■ WORK TO BE COMPLETED:
Reproduce the listing below exactly, minus its pictures.

■ INFORMATION:
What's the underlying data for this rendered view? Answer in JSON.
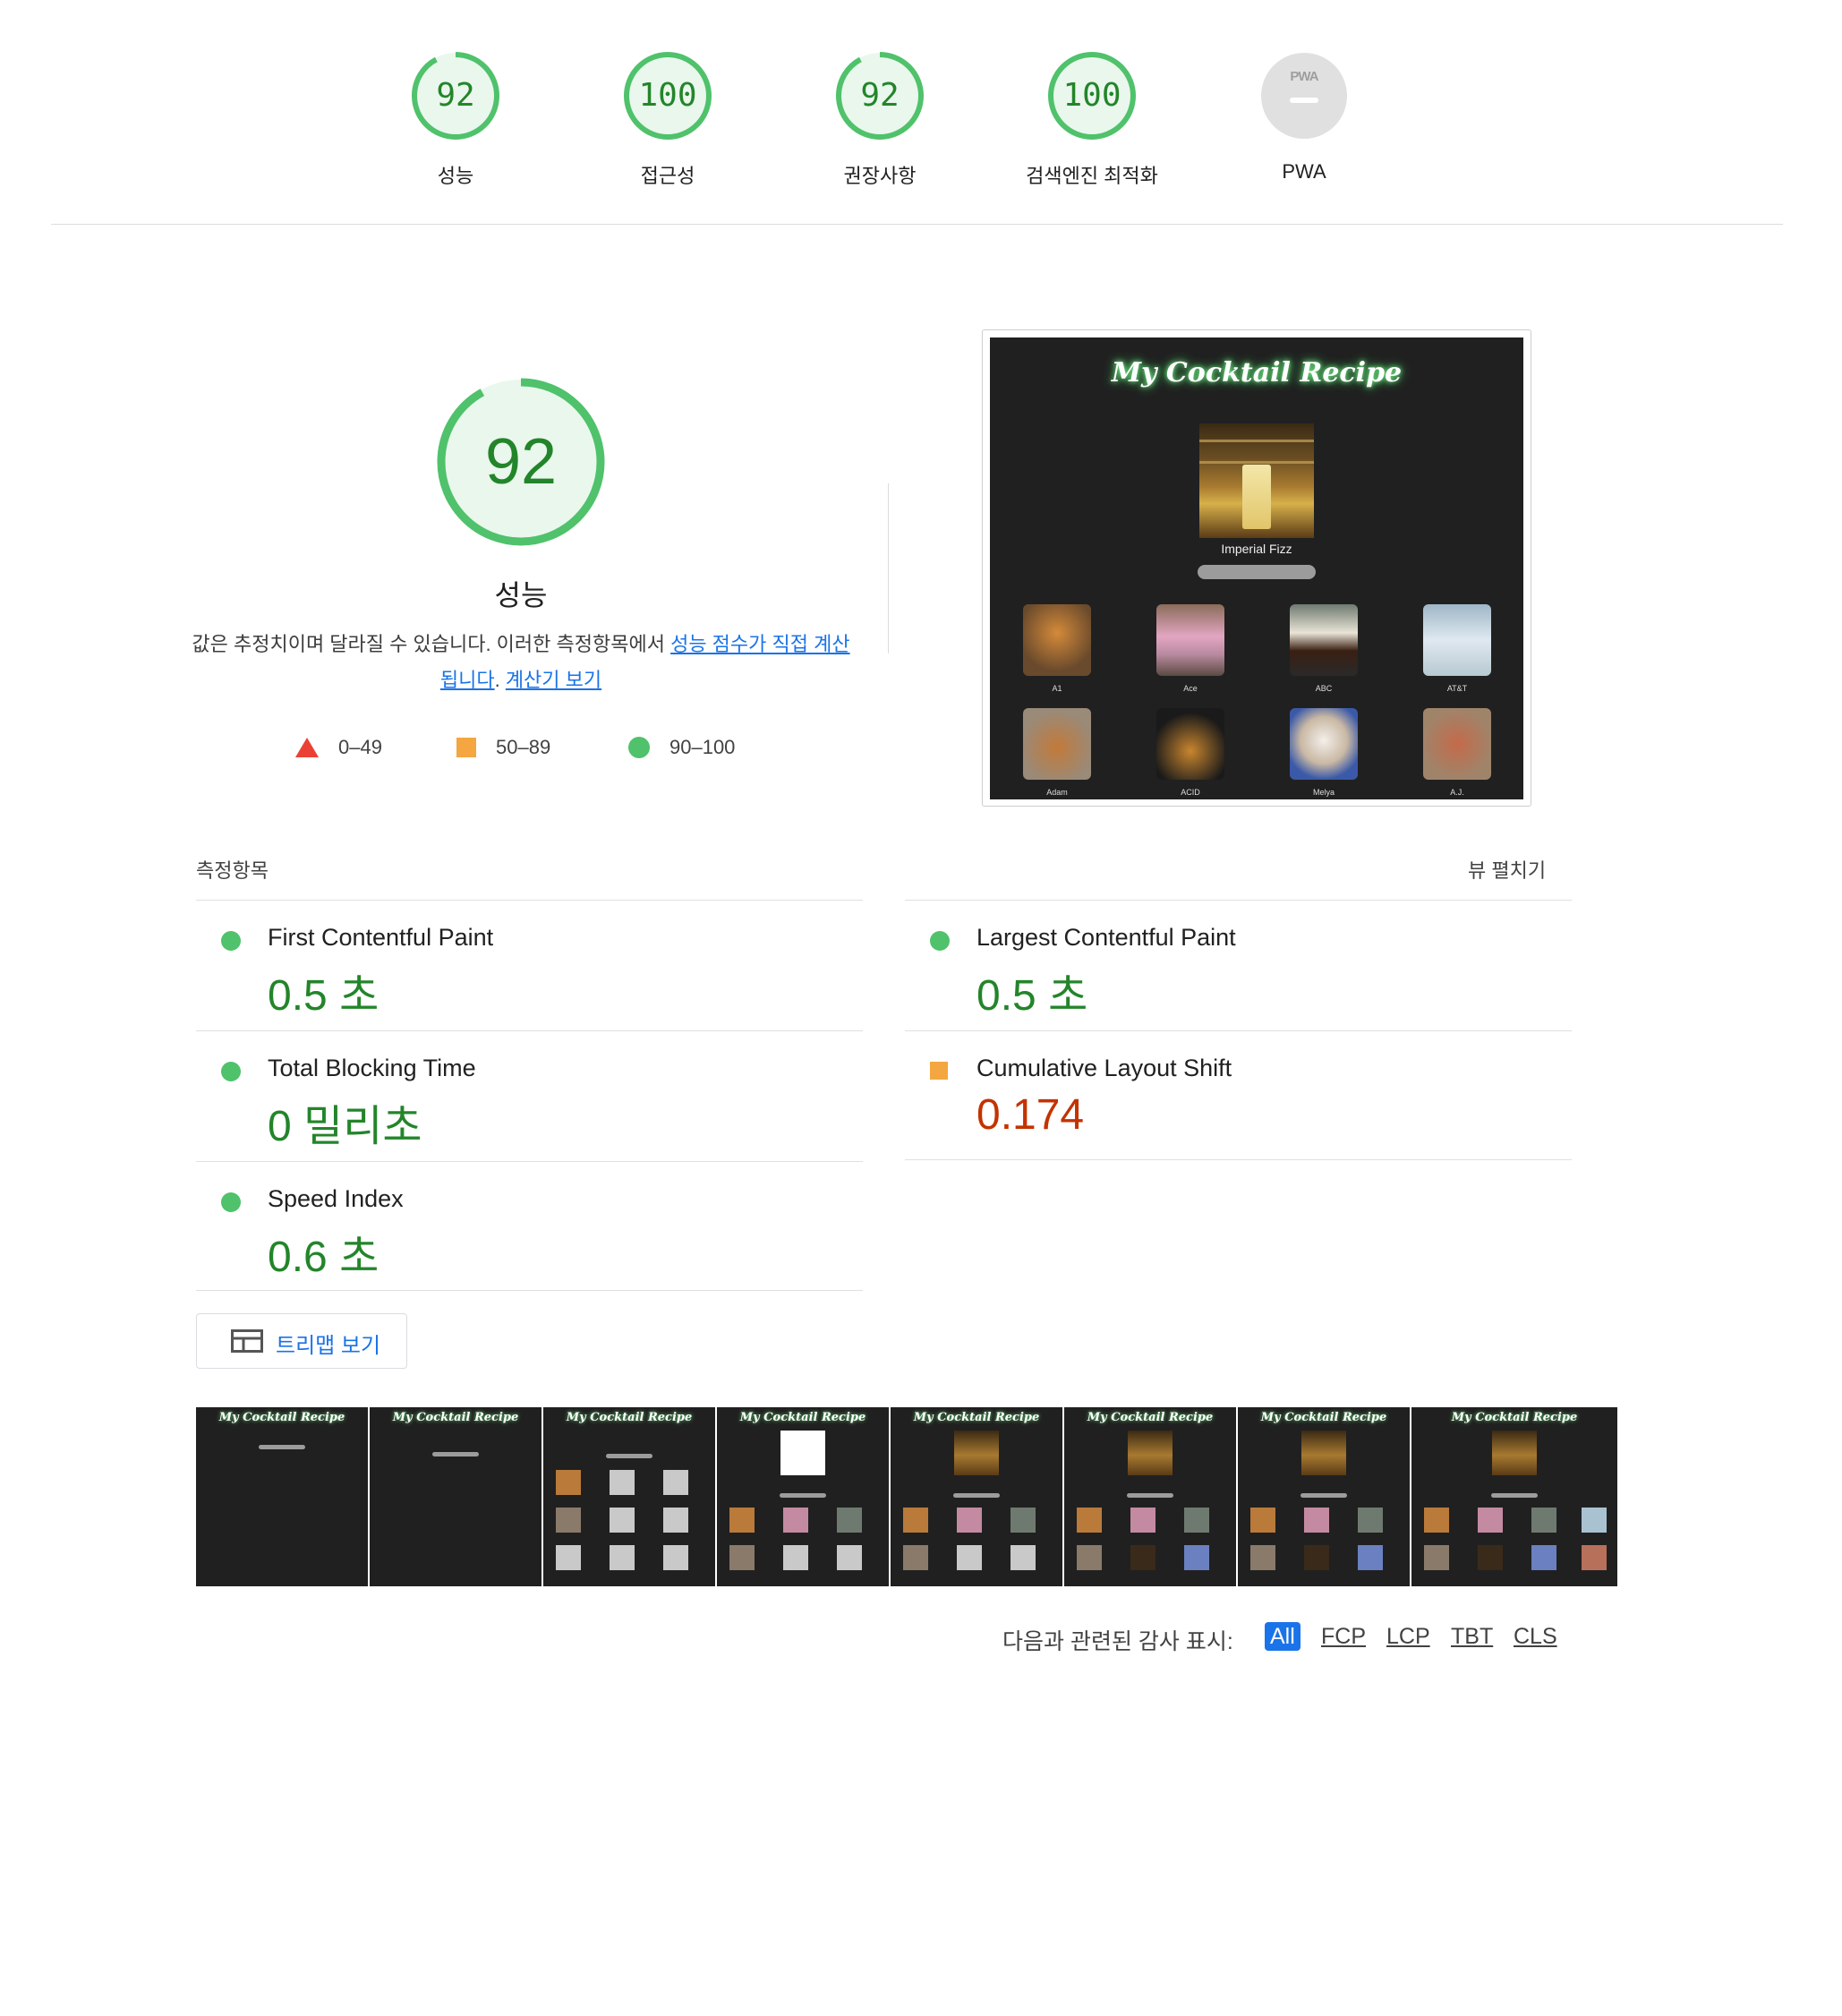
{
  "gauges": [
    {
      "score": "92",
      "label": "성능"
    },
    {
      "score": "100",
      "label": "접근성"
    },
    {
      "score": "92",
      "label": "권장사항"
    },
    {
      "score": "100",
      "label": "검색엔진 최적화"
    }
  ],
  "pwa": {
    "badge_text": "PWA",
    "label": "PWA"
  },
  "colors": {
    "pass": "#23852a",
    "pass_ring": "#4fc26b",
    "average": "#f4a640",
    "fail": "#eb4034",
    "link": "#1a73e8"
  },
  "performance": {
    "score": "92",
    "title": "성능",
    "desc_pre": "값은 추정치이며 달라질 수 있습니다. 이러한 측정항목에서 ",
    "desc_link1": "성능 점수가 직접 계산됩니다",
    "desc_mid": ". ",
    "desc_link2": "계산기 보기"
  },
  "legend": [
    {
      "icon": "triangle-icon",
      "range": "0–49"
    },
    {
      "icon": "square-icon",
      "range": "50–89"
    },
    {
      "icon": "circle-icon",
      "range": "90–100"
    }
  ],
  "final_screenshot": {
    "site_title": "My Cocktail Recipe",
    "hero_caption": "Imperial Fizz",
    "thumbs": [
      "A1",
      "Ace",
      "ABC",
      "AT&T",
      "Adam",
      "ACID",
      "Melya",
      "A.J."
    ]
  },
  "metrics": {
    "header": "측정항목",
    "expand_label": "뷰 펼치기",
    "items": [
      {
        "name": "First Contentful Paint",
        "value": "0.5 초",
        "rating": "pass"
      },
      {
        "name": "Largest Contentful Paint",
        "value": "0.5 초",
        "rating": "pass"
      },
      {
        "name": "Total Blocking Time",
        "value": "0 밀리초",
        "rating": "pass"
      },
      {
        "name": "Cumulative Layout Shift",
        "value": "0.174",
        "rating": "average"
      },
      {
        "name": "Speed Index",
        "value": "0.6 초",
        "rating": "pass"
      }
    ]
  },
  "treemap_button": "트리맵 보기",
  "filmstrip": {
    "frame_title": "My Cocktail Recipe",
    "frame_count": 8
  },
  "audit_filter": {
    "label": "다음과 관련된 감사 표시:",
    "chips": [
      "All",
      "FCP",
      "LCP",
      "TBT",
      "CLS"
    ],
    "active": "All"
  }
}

■ RESULT:
What's the underlying data for this rendered view? Answer in JSON.
{
  "gauges": [
    {
      "score": "92",
      "label": "성능"
    },
    {
      "score": "100",
      "label": "접근성"
    },
    {
      "score": "92",
      "label": "권장사항"
    },
    {
      "score": "100",
      "label": "검색엔진 최적화"
    }
  ],
  "pwa": {
    "badge_text": "PWA",
    "label": "PWA"
  },
  "colors": {
    "pass": "#23852a",
    "pass_ring": "#4fc26b",
    "average": "#f4a640",
    "fail": "#eb4034",
    "link": "#1a73e8"
  },
  "performance": {
    "score": "92",
    "title": "성능",
    "desc_pre": "값은 추정치이며 달라질 수 있습니다. 이러한 측정항목에서 ",
    "desc_link1": "성능 점수가 직접 계산됩니다",
    "desc_mid": ". ",
    "desc_link2": "계산기 보기"
  },
  "legend": [
    {
      "icon": "triangle-icon",
      "range": "0–49"
    },
    {
      "icon": "square-icon",
      "range": "50–89"
    },
    {
      "icon": "circle-icon",
      "range": "90–100"
    }
  ],
  "final_screenshot": {
    "site_title": "My Cocktail Recipe",
    "hero_caption": "Imperial Fizz",
    "thumbs": [
      "A1",
      "Ace",
      "ABC",
      "AT&T",
      "Adam",
      "ACID",
      "Melya",
      "A.J."
    ]
  },
  "metrics": {
    "header": "측정항목",
    "expand_label": "뷰 펼치기",
    "items": [
      {
        "name": "First Contentful Paint",
        "value": "0.5 초",
        "rating": "pass"
      },
      {
        "name": "Largest Contentful Paint",
        "value": "0.5 초",
        "rating": "pass"
      },
      {
        "name": "Total Blocking Time",
        "value": "0 밀리초",
        "rating": "pass"
      },
      {
        "name": "Cumulative Layout Shift",
        "value": "0.174",
        "rating": "average"
      },
      {
        "name": "Speed Index",
        "value": "0.6 초",
        "rating": "pass"
      }
    ]
  },
  "treemap_button": "트리맵 보기",
  "filmstrip": {
    "frame_title": "My Cocktail Recipe",
    "frame_count": 8
  },
  "audit_filter": {
    "label": "다음과 관련된 감사 표시:",
    "chips": [
      "All",
      "FCP",
      "LCP",
      "TBT",
      "CLS"
    ],
    "active": "All"
  }
}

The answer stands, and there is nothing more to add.